Predicting Assembly Quality (Six Sigma
Methodologies to Optimize Tolerances)
Dale Van Wyk
Raytheon Systems Company
Mr. Van Wyk has more than 14 years of experience with mechanical tolerance analysis and mechanical
design at Texas Instruments’ Defense Group, which became part of Raytheon Systems Company. In addition
to direct design work, he has developed courses for mechanical tolerancing and application of statistical
principles to systems design. He has also participated in development of a U.S. Air Force training class,
teaching techniques to use statistics in creating affordable products. He has written several papers and
delivered numerous presentations about the use of statistical techniques for mechanical tolerancing. Mr.
Van Wyk has a BSME from Iowa State University and a MSME from Southern Methodist University.
We introduced the traditional approaches to tolerance analysis in Chapter 9. At that time, we noted
several assumptions and limitations that (perhaps not obvious to you) are particularly important in the
root sum of squares and modified root sum of squares techniques. These assumptions and limitations
introduce some risk that defects will occur during the assembly process. The problem: There is no way to
understand the magnitude of this risk or to estimate the number of defects that will occur. For example, if
you change a tolerance from .010 to .005, the RSS Model would assume that a different process with a
higher precision would be used to manufacture it. This is not necessarily true.
What Is Tolerance Allocation?
In this chapter, we will introduce and demonstrate methods of tolerance allocation. Fig. 11-1 shows how
tolerance allocation differs from tolerance analysis. Tolerance analysis is a process where we assign
11-2 Chapter Eleven
tolerances to each component and determine how well we meet a goal or requirement.
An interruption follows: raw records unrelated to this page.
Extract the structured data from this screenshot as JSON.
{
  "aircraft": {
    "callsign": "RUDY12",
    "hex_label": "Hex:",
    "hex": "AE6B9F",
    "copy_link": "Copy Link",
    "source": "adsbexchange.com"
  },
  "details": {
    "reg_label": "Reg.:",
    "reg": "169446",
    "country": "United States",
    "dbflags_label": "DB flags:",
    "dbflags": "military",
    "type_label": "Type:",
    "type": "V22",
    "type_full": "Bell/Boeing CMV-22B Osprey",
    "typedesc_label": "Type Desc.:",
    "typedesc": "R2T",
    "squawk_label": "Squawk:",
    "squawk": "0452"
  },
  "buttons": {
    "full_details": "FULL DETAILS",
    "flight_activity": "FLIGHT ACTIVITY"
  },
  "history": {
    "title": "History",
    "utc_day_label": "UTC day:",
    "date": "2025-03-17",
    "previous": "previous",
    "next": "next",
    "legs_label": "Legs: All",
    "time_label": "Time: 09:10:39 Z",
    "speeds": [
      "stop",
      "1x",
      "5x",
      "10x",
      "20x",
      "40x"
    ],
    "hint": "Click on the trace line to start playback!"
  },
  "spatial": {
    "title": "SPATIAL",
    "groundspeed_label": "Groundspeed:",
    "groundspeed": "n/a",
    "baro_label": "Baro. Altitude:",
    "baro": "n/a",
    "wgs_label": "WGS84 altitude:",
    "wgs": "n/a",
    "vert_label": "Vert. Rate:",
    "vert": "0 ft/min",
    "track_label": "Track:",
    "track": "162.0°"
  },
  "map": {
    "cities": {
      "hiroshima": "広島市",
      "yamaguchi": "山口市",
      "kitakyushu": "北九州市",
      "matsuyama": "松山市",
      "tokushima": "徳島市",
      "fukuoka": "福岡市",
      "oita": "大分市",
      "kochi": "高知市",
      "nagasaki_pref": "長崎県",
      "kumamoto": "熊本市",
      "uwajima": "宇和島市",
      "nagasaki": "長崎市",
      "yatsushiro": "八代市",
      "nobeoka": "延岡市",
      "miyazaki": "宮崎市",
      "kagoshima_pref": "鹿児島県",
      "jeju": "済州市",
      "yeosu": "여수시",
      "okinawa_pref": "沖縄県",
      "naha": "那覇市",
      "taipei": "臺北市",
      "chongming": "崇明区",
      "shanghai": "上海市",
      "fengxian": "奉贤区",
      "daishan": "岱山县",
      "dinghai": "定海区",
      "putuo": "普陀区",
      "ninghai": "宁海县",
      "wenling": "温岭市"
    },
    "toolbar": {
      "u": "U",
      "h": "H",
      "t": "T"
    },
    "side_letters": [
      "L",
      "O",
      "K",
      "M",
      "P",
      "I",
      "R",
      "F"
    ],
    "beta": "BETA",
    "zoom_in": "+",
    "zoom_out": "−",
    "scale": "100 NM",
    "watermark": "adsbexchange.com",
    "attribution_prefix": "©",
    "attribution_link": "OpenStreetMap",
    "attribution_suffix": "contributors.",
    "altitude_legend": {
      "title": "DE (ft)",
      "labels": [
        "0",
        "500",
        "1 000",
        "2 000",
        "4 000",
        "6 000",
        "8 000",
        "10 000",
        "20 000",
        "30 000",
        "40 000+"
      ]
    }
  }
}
If we don’t meet the
goal, we reassign or resize the tolerances until the goal is met. It is by nature an iterative proc